#freestylelibre – Whoops there goes Hypo gravity!
#freestylelibre – Whoops there goes Hypo gravity!

Just to provide a level of confusion, the newer sensor seems to have almost regained its mojo, after spending a day away with the fairies. The same can’t be said for my blood glucose. After a glass of wine last night, the Levemir seems to be being a little more effective….

Still, the older sensor spent most of the night reading <2.2 mmol/l, the newer sensor seems to have thought that I was around 3.1 mmol/l and my blood sugar was somewhere in between. I said almost regained its mojo….

Now we know that the advice from Abbott is that when the blood sugar is moving fast, don’t rely on the Libre and use blood tests.

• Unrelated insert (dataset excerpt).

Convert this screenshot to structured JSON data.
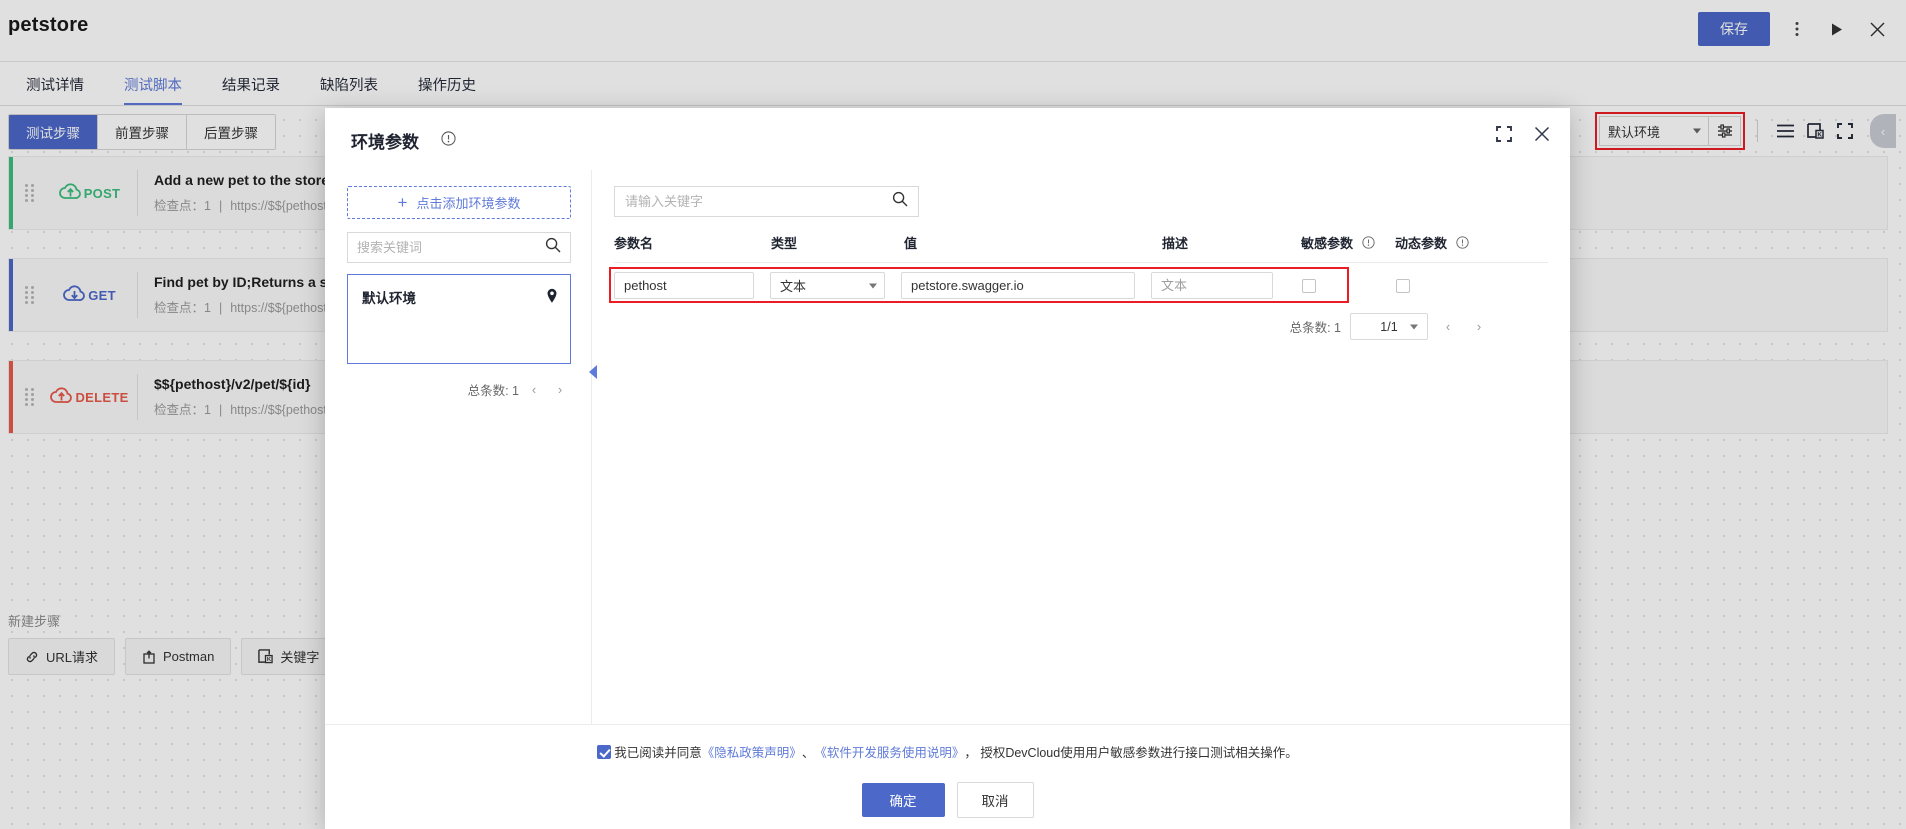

That all appears fair enough. But what about when the blood sugar isn’t moving fast? Seems to me that the libre and the blood tests should show similar levels? Take a look at this.

The blood glucose level is 33% away from where the interstitial fluid is in a hypo situation (taking the delay into account). Now there is potentially one of a few things going on here. Either the blood glucose is moving rapidly (not what is suggested by the arrows), or the interstitial fluid is really operating at a higher level and there is a physiological response to a hypo that results in glycogen being converted to glucose in the muscles (seems unlikely to me as I believe the Liver controls this process), or the sensor isn’t quite accurate. And wait a moment…

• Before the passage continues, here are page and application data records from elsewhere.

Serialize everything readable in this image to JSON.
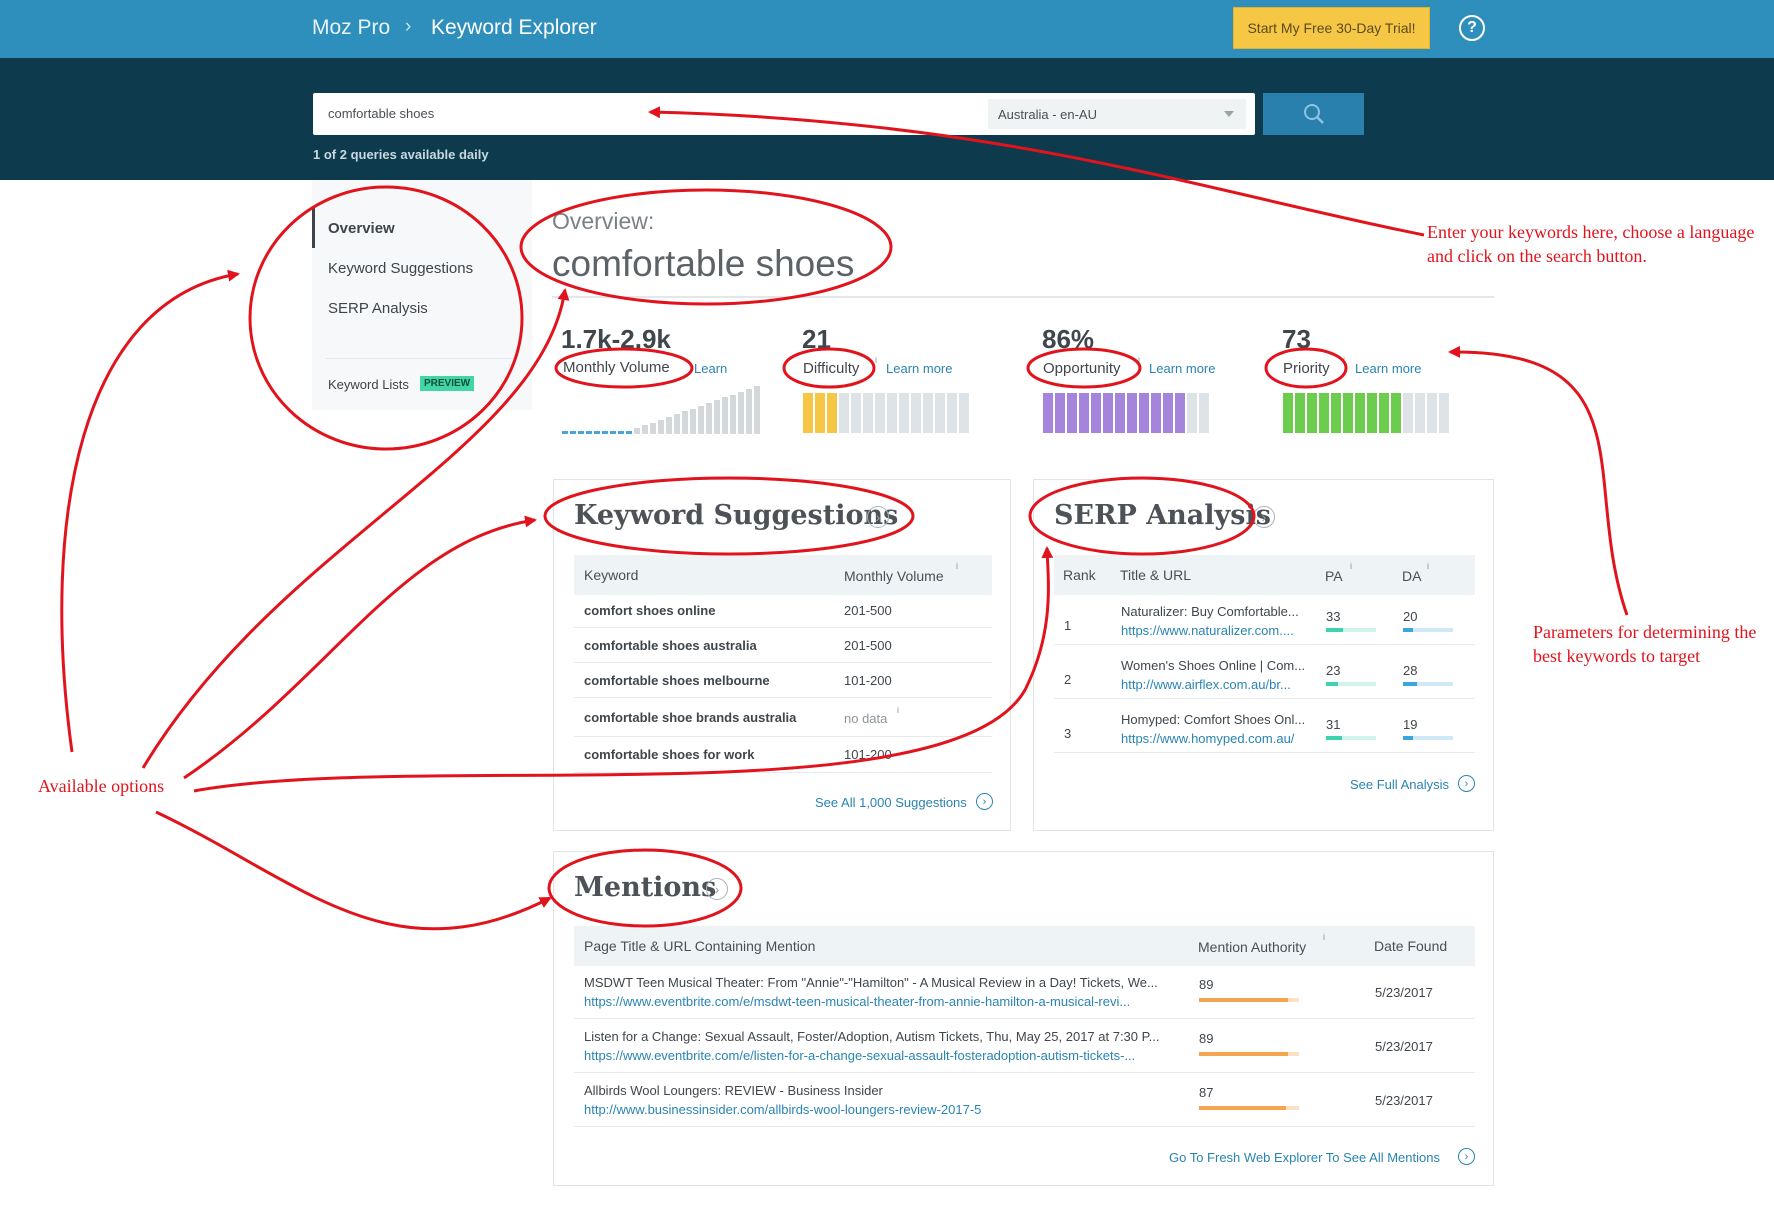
{
  "header": {
    "brand": "Moz Pro",
    "crumb_separator": "›",
    "page": "Keyword Explorer",
    "trial_button": "Start My Free 30-Day Trial!",
    "help_icon": "?"
  },
  "search": {
    "query": "comfortable shoes",
    "locale": "Australia - en-AU",
    "queries_note": "1 of 2 queries available daily"
  },
  "sidebar": {
    "items": [
      {
        "label": "Overview",
        "active": true
      },
      {
        "label": "Keyword Suggestions",
        "active": false
      },
      {
        "label": "SERP Analysis",
        "active": false
      }
    ],
    "keyword_lists": "Keyword Lists",
    "preview_badge": "PREVIEW"
  },
  "overview": {
    "label": "Overview:",
    "keyword": "comfortable shoes"
  },
  "metrics": {
    "volume": {
      "value": "1.7k-2.9k",
      "label": "Monthly Volume",
      "learn": "Learn"
    },
    "difficulty": {
      "value": "21",
      "label": "Difficulty",
      "learn": "Learn more",
      "filled": 3,
      "total": 14,
      "color": "#f6c744"
    },
    "opportunity": {
      "value": "86%",
      "label": "Opportunity",
      "learn": "Learn more",
      "filled": 12,
      "total": 14,
      "color": "#a585dc"
    },
    "priority": {
      "value": "73",
      "label": "Priority",
      "learn": "Learn more",
      "filled": 10,
      "total": 14,
      "color": "#6ccc4e"
    },
    "info_mark": "i"
  },
  "keyword_suggestions": {
    "title": "Keyword Suggestions",
    "columns": [
      "Keyword",
      "Monthly Volume"
    ],
    "rows": [
      {
        "keyword": "comfort shoes online",
        "volume": "201-500"
      },
      {
        "keyword": "comfortable shoes australia",
        "volume": "201-500"
      },
      {
        "keyword": "comfortable shoes melbourne",
        "volume": "101-200"
      },
      {
        "keyword": "comfortable shoe brands australia",
        "volume": "no data"
      },
      {
        "keyword": "comfortable shoes for work",
        "volume": "101-200"
      }
    ],
    "see_all": "See All 1,000 Suggestions"
  },
  "serp_analysis": {
    "title": "SERP Analysis",
    "columns": [
      "Rank",
      "Title & URL",
      "PA",
      "DA"
    ],
    "rows": [
      {
        "rank": "1",
        "title": "Naturalizer: Buy Comfortable...",
        "url": "https://www.naturalizer.com....",
        "pa": "33",
        "da": "20"
      },
      {
        "rank": "2",
        "title": "Women's Shoes Online | Com...",
        "url": "http://www.airflex.com.au/br...",
        "pa": "23",
        "da": "28"
      },
      {
        "rank": "3",
        "title": "Homyped: Comfort Shoes Onl...",
        "url": "https://www.homyped.com.au/",
        "pa": "31",
        "da": "19"
      }
    ],
    "see_full": "See Full Analysis"
  },
  "mentions": {
    "title": "Mentions",
    "columns": [
      "Page Title & URL Containing Mention",
      "Mention Authority",
      "Date Found"
    ],
    "rows": [
      {
        "title": "MSDWT Teen Musical Theater: From \"Annie\"-\"Hamilton\" - A Musical Review in a Day! Tickets, We...",
        "url": "https://www.eventbrite.com/e/msdwt-teen-musical-theater-from-annie-hamilton-a-musical-revi...",
        "authority": "89",
        "date": "5/23/2017"
      },
      {
        "title": "Listen for a Change: Sexual Assault, Foster/Adoption, Autism Tickets, Thu, May 25, 2017 at 7:30 P...",
        "url": "https://www.eventbrite.com/e/listen-for-a-change-sexual-assault-fosteradoption-autism-tickets-...",
        "authority": "89",
        "date": "5/23/2017"
      },
      {
        "title": "Allbirds Wool Loungers: REVIEW - Business Insider",
        "url": "http://www.businessinsider.com/allbirds-wool-loungers-review-2017-5",
        "authority": "87",
        "date": "5/23/2017"
      }
    ],
    "go_to": "Go To Fresh Web Explorer To See All Mentions"
  },
  "annotations": {
    "search_note": "Enter your keywords here, choose a language and click on the search button.",
    "options_note": "Available options",
    "params_note": "Parameters for determining the best keywords to target",
    "color": "#e1141d"
  }
}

The other sensor/reader thinks the blood sugar level is below 2.2 mmol/l as it can’t work it out anymore! So there is clearly a mismatch between the two sensors and the blood glucose level during this period.

But how rapidly was my blood glucose level changing? Surely it was too fast for the system to cope? Well, no, not really. It looks like this:

A basal induced low, which could by no means be described as fast onset. I know that this isn’t great, but I also know why it happened, so that’s not the issue here. The issue is the variance of the sensors against the blood glucose level once again.

If two sensors can report this differently at low levels, and remember that the newer one is reporting 33% above the actual level, someone with reduced hypo awareness could find themselves in a place they don’t want to be, i.e. on the floor fitting, when they thought they had a good reading and were seeing a flat, slowly changing arrow.

This looks as though either sensor accuracy or education about use of the device probably needs to be improved for use outside of normal levels.

It also raises a question for me about calibration. Should the factory calibrated sensors be set to report too low so that true hypos (blood glucose falling below 3.5 mmol/l) are less likely, or should they be set higher to enable a better Hba1C result? Whichever it is (and I think from a product safety perspective, the likelihood would be to err on the low side), it needs to be consistent across sensors.


  1. It can't measure below 1.1 m/mol. Also, I think that the one more accurate is the one saying 3.3 and the one inaccurate is the Libre saying LO.

  2. I think you're missing the point. I know it doesn't measure that low on the sensor (2.2 is the low limit), but the blood was showing in the twos, the scanner in the threes, which is a fairly large margin for error. Even with a +/- 15% variance, the blood would be up to 2.76 while the scanner could be down to 2.81.

    The two readers were reading different sensors and the one showing LO was likely to be closer than the one showing 3.3. It was the inconsistency across the two that I was concerned about.

Leave a Reply

Your email address will not be published.